(Excerpts from an interface dataset)
· · · · · · ·

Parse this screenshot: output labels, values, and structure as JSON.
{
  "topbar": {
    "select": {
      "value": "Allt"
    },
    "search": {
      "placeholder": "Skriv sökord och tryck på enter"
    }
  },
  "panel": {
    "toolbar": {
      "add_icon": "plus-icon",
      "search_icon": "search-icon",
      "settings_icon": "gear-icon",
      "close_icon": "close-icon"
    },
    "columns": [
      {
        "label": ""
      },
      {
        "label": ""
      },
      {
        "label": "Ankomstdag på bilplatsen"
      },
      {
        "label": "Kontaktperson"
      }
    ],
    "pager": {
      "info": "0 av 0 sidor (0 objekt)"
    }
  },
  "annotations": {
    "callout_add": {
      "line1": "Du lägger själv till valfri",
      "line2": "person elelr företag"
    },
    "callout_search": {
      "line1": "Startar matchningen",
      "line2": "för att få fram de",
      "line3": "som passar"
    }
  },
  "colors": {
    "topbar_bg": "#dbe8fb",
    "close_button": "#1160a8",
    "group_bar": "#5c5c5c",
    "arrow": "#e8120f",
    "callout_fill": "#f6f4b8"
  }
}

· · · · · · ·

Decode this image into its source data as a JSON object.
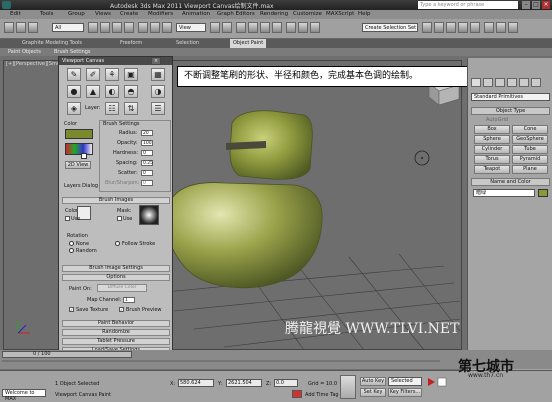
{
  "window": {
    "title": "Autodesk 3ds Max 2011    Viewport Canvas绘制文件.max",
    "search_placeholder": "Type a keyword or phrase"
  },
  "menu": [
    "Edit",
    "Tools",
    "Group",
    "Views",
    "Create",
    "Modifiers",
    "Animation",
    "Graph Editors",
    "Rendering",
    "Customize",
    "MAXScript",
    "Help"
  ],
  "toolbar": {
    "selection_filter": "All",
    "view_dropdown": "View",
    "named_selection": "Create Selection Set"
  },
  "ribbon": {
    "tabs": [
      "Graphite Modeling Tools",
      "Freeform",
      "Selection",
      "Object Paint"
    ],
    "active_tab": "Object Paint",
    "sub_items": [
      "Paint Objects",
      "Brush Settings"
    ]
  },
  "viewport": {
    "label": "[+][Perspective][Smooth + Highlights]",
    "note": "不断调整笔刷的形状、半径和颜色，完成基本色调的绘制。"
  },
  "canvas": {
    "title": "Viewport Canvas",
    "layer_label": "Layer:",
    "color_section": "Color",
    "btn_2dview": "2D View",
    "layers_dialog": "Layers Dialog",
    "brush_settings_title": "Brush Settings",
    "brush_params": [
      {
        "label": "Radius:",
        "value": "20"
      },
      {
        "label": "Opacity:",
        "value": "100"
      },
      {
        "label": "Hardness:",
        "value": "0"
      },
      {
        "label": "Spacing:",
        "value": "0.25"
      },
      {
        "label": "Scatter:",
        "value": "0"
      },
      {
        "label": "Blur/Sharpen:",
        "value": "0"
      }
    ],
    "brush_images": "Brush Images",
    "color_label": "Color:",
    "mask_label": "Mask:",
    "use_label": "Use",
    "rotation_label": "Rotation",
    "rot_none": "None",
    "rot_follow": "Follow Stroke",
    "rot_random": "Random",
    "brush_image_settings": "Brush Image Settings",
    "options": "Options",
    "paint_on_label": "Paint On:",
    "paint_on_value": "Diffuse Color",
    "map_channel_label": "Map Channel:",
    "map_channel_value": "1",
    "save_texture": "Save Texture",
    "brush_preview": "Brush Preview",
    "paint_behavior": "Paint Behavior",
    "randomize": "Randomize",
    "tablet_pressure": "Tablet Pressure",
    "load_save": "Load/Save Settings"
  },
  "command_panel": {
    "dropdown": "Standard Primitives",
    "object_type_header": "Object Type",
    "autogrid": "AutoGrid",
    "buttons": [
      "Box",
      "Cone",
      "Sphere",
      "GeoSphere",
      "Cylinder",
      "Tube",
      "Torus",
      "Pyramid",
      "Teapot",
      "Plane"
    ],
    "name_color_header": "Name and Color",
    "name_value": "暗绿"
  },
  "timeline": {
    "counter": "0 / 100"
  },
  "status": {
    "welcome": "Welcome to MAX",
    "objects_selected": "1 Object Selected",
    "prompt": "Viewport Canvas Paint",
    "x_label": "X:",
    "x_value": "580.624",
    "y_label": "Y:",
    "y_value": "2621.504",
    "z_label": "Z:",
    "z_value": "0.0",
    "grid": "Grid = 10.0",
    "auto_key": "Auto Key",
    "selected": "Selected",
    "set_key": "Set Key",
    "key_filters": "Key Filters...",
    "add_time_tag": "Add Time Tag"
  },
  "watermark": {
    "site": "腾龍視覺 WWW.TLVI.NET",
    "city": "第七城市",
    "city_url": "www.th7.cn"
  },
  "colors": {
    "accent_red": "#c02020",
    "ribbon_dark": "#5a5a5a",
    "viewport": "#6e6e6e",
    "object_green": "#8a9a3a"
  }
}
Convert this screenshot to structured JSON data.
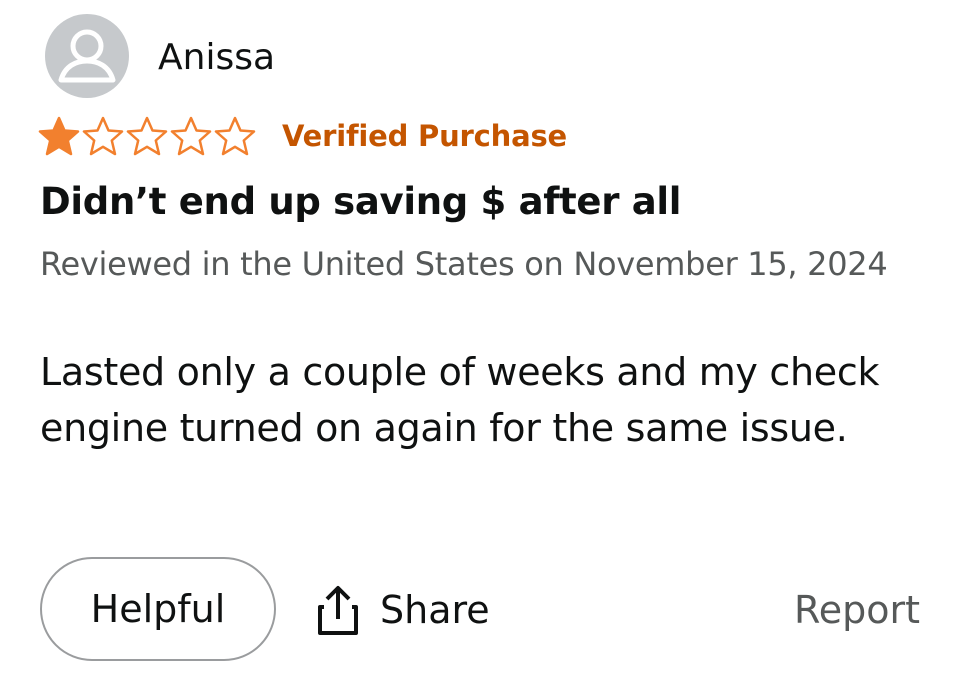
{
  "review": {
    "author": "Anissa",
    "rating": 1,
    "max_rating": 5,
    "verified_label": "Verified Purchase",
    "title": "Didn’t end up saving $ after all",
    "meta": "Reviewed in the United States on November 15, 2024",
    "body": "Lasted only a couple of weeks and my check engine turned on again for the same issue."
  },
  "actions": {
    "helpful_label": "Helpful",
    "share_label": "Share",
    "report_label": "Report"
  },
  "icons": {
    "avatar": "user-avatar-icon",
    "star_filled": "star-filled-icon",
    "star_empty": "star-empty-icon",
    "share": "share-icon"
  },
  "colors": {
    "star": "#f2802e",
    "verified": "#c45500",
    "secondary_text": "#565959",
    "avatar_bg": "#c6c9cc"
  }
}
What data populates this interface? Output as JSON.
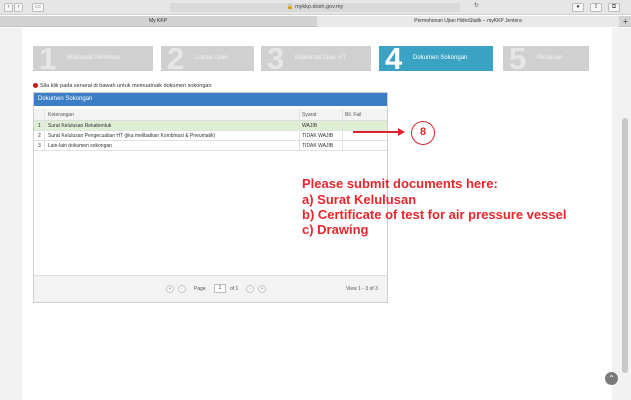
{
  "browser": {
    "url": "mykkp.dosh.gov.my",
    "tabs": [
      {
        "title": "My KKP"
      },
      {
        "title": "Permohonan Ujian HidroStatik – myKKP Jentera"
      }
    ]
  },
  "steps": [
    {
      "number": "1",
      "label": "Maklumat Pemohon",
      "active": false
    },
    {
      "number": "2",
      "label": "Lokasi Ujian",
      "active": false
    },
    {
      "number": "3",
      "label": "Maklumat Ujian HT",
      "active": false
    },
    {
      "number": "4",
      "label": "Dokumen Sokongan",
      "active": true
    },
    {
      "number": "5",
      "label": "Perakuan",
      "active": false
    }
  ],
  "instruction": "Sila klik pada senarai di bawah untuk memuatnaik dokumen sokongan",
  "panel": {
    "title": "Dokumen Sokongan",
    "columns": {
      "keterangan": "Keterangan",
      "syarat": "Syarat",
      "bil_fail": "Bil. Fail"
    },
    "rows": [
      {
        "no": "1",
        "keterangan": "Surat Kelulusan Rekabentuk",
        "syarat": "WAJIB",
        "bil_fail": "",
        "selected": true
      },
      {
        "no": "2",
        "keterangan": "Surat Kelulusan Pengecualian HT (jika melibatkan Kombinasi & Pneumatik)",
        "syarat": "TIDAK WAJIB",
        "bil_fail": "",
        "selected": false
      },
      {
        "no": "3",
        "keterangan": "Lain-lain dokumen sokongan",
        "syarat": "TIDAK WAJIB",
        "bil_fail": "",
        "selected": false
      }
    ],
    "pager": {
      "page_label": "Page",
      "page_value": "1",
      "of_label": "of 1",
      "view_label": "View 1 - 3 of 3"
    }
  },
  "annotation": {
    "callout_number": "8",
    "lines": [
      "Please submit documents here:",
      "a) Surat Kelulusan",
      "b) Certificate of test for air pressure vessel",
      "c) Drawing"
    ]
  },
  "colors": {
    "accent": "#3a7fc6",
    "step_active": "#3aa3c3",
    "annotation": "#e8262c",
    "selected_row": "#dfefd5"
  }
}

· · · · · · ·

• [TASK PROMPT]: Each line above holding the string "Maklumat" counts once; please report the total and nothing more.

• [SOLUTION TO THIS EXERCISE]: 2